Marines Osprey Training Squadron 'Aims High' With Air Force
Beneath Its Wings
In a re-activation ceremony held inside the joint Marine
Tiltrotor Test and Evaluation Squadron-22 and Marine Medium
Tiltrotor Training Squadron-204 hangar Dec. 2, Air Force Detachment
1, 58th Operations Group, was reborn.
Air Force Col. Paul R. Harmon, commanding officer of the 58th
Operations Group, unfurled the detachment's colors, signifying the
re-establishment of Det 1 at New River.
"This is my first time activating a detachment on a Marine Corps
installation," added Harmon, from Queens, NY "It's a great
opportunity for the Air Force to see how the Marines do
The detachment was re-activated in support of the VMMT-204
mission to train pilots, both Marines and Airmen, who are
participating in the Osprey program. Six Airmen, including the new
commanding officer of Det 1, Lt. Col. Darrin M. Valha, four pilots
and one administrative specialist, make up the permanent
Its initial activation occurred in the late 1990's with the
arrival of the Osprey. The detachment was subsequently de-activated
after the re-evaluation of the V-22 program.
"We're going to be part of the instructor force, training Air
Force and Marine Corps pilots to fly the V-22 Osprey," said Valha,
who calls Olympia, Wash., home. "It will be interesting for Marine
pilots to have an Air Force instructor and vice versa."
Detachment 1 is part of the 58th Operations Group based at
Kirtland Air Force Base, NM. New River can expect to see more Air
Force personnel receiving assignments here during the next year,
with one or two trickling in each month. September 2006 is the
approximate timeframe for the Air Force to be completely integrated
into the Osprey program, explained Harmon.
"The key point that's going to make this a successful program is
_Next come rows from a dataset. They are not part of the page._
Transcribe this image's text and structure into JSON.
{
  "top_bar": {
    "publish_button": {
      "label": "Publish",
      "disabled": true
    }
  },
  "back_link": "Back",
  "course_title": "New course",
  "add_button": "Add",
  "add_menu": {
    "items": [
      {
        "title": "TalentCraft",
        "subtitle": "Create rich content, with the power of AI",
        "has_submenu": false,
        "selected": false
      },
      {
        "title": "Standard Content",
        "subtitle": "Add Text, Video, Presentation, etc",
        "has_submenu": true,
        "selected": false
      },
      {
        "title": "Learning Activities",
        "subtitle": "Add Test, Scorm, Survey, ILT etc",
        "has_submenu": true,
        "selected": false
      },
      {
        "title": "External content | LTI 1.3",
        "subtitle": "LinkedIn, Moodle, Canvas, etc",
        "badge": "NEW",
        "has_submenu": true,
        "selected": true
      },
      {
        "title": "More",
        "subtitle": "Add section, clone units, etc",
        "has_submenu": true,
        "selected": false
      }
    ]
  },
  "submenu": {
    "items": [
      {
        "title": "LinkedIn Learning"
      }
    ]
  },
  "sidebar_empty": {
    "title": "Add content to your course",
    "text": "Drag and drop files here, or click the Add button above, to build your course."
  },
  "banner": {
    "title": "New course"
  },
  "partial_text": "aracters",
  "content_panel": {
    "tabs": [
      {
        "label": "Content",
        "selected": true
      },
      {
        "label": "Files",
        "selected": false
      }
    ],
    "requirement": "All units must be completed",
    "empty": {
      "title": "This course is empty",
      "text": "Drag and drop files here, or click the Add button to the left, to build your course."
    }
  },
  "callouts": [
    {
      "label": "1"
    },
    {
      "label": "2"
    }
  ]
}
introducing the Air Force culture to the Marine Corps culture and
broadening our understanding," he concluded.
(ANN salutes Sgt. Christine Odom, USAF)